This is a NEIPA apparently inspired by "Trader Joe's Unsulfured Just Mango Slices" and made with copious, unspecified hops (not sure what the big secret is, my guess: Citra). Friends, Romans, countrymen, lend me your beers. All hail Caesar! Or at least Julius.

Tree House Julius

Tree House Julius - Pours an opaque, murky orange yellow color with a finger of white, tight bubbled head that sticks around a while and leaves lacing as I drink. Smells great, huge waft of juicy citrus, grapefruit, orange, with some dank pine lurking in the background. Taste hits those citrus hops hard, a little more floral here, but juicy citrus is the driver, with a nice dry bitterness in the finish. Mouthfeel is very well carbonated, tight, crisp, medium bodied, very well balanced, and relatively dry, making this utterly quaffable. Very flavorful but not a palate-wrecker. Overall, well shit, it's living up to the hype. A

Beer Nerd Details: 6.8% ABV canned (16 ounce pounder). Drank out of a tulip glass on 7/15/17. Canned 07/06/17. Batch: I'VE BEEN TOLD TO EXPECT IT.

A good beer to drink in July. Many thanks to Kaedrin friend Danur for the can! I obviously need moar.

Exhibit 'A' The Cat's Meow

| No Comments
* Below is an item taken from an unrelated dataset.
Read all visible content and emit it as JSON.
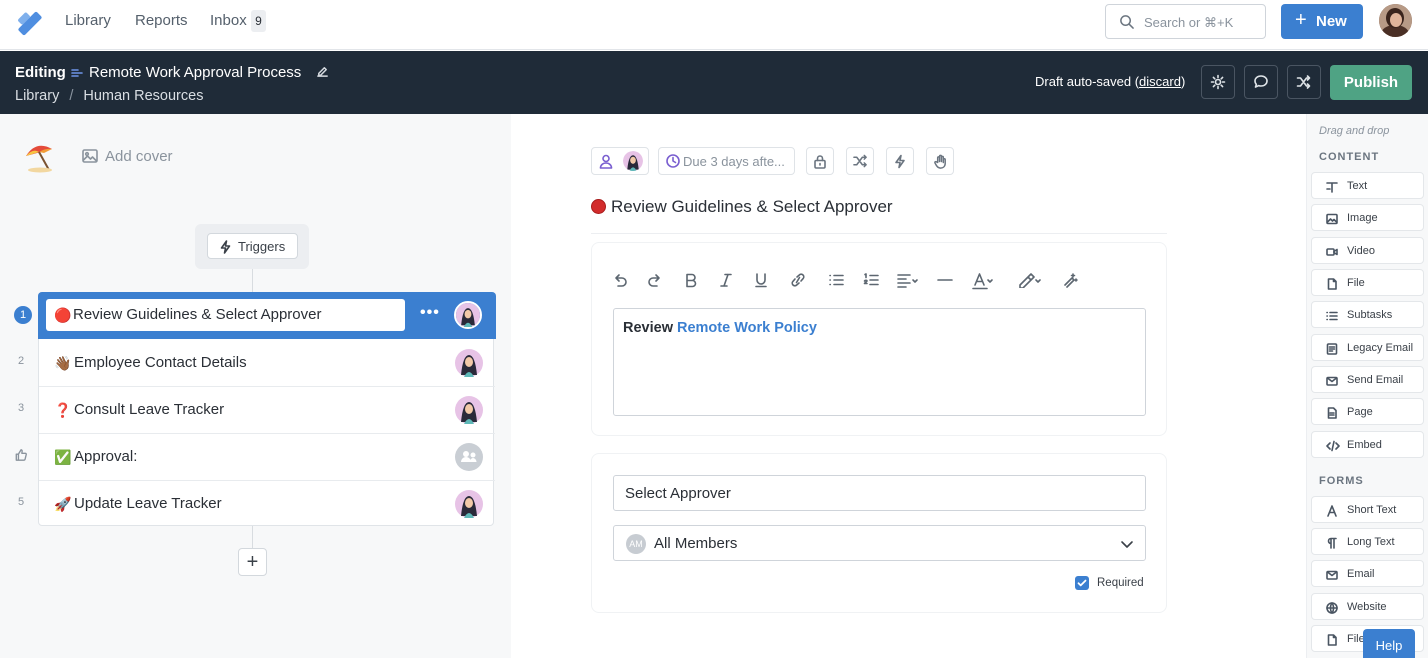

It seems like I've been covering this sort of thing a lot lately. What do you know, a new Northeast brewery that I've never heard of making great IPAs, will wonders never cease? This is far from Exhibit 'A' in the ongoing trial of the People vs. Northeast IPA (both in timeframes and quality), but it's probably a worthwhile exhibit that is worth pursuing if you're in Massachusetts and feel doing some courtroom sketching or something.

Objection! Speculation. Overruled... but I better be going somewhere with this.
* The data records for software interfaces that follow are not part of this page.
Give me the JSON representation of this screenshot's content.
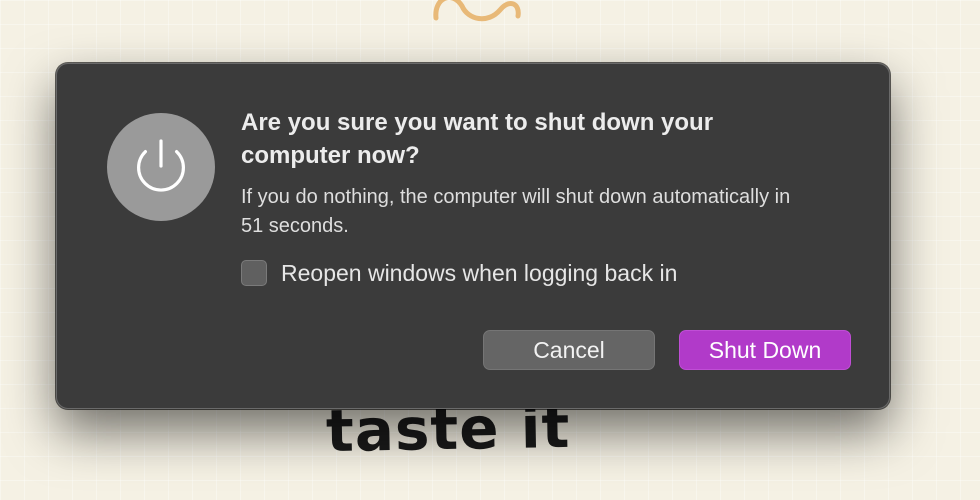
{
  "wallpaper": {
    "handwritten_text": "taste it"
  },
  "dialog": {
    "icon": "power-icon",
    "title": "Are you sure you want to shut down your computer now?",
    "message": "If you do nothing, the computer will shut down automatically in 51 seconds.",
    "countdown_seconds": 51,
    "reopen_checkbox": {
      "label": "Reopen windows when logging back in",
      "checked": false
    },
    "buttons": {
      "cancel_label": "Cancel",
      "primary_label": "Shut Down"
    }
  },
  "colors": {
    "accent": "#b13ac9",
    "dialog_background": "#3b3b3b",
    "wallpaper_background": "#f5f1e4"
  }
}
And I am: This appears to be a flagship IPA of sorts, a relatively straightforward NEIPA made with Citra, Mosaic and El Dorado hops. Your Honor, I present The Cat's Meow:

Listen, I inadvertently took a picture of the back of the can, which shows the cats ass and tail and I want to pretend like thats cool and everything and that I totally meant to do that but in reality I did not. I know you are not really reading this though, so it is probably not an issue. Or maybe it is. Oh no, what have I done.
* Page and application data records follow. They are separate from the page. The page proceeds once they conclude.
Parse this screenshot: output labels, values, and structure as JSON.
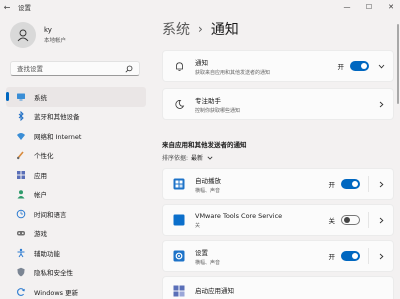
{
  "window": {
    "title": "设置",
    "back_glyph": "←",
    "minimize_glyph": "—",
    "maximize_glyph": "☐",
    "close_glyph": "✕"
  },
  "user": {
    "name": "ky",
    "account_type": "本地帐户"
  },
  "search": {
    "placeholder": "查找设置"
  },
  "sidebar": {
    "items": [
      {
        "label": "系统",
        "icon": "monitor-icon",
        "active": true
      },
      {
        "label": "蓝牙和其他设备",
        "icon": "bluetooth-icon"
      },
      {
        "label": "网络和 Internet",
        "icon": "wifi-icon"
      },
      {
        "label": "个性化",
        "icon": "paintbrush-icon"
      },
      {
        "label": "应用",
        "icon": "apps-icon"
      },
      {
        "label": "帐户",
        "icon": "person-icon"
      },
      {
        "label": "时间和语言",
        "icon": "globe-clock-icon"
      },
      {
        "label": "游戏",
        "icon": "gamepad-icon"
      },
      {
        "label": "辅助功能",
        "icon": "accessibility-icon"
      },
      {
        "label": "隐私和安全性",
        "icon": "shield-icon"
      },
      {
        "label": "Windows 更新",
        "icon": "update-icon"
      }
    ]
  },
  "breadcrumb": {
    "parent": "系统",
    "separator": "›",
    "current": "通知"
  },
  "notifications": {
    "title": "通知",
    "description": "获取来自应用和其他发送者的通知",
    "state_label": "开",
    "enabled": true
  },
  "focus_assist": {
    "title": "专注助手",
    "description": "控制你获取哪些通知"
  },
  "section": {
    "heading": "来自应用和其他发送者的通知",
    "sort_label": "排序依据:",
    "sort_value": "最新"
  },
  "apps": [
    {
      "title": "自动播放",
      "description": "横幅、声音",
      "state_label": "开",
      "enabled": true,
      "icon": "autoplay-icon"
    },
    {
      "title": "VMware Tools Core Service",
      "description": "关",
      "state_label": "关",
      "enabled": false,
      "icon": "vmware-icon"
    },
    {
      "title": "设置",
      "description": "横幅、声音",
      "state_label": "开",
      "enabled": true,
      "icon": "settings-gear-icon"
    },
    {
      "title": "启动应用通知",
      "description": "",
      "state_label": "",
      "enabled": null,
      "icon": "startup-apps-icon"
    }
  ],
  "colors": {
    "accent": "#0067c0",
    "background": "#f3f1f1",
    "card": "#fbfbfb"
  }
}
Exhibit 'A' The Cat's Meow - Pours a hazy yellow orange color with a finger of head that has good retention and leaves some lacing. Smells nice, tropical citrus and dank pine hops. Taste is sweet, with that mango citrus hop character coming through in the middle, followed by some more dank flavors and a little bitterness in the finish. Mouthfeel is well carbed, medium bodied, pretty easy going. This was great when I first poured it, but seemed to lose a little steam as I drank. Overall, this is a good IPA. Not quite top tier, but if I lived in Framingham, MA, it'd be a solid go-to (perhaps at intervals with lagers from that other Framingham brewery, Jack's Abby). Worth checking in on if you're in the area. B

Beer Nerd Details: 6.5% ABV canned (16 ounce pounder). Drank out of a snifter glass on 7/16/17. Canned: 6/29/17 (I think? Hard to read...)

Pretty good for right now. Dammit, I should have said "right meow", what's wrong with me?

Categories

OpenID accepted here Learn more about OpenID

About

Hi, my name is Mark, and I like beer.

You might also want to check out my generalist blog, where I blather on about lots of things, but mostly movies, books, and technology.

Email me at mciocco at gmail dot com.

Follow me on Twitter

Like me on Facebook

Toast me on Untappd

Recent Comments

  • Mark: I think I remember you posting something about that back read more
  • Jay Hinman: Cool that you got to go to this, Mark. I read more
  • Mark: No, I obtained this through... methods. Glad I did, as read more
  • Jay Hinman: I don't think I sent this one to you, did read more
  • Mark: Apparently the popularity of single malt and the rise of read more
  • Padraic Hagan: I've had some real winners from the independants. A few read more
  • Mark: You know what the funny thing is? Upton no longer read more
  • Padraic Hagan: I don't...uh...none of my tea is certified, uh, poop free. read more
  • Mark: I've never disliked the bubblegum note (as evidenced by ratings), read more
  • Mark: Padraic will be here all week. 2 drink minimum, tip read more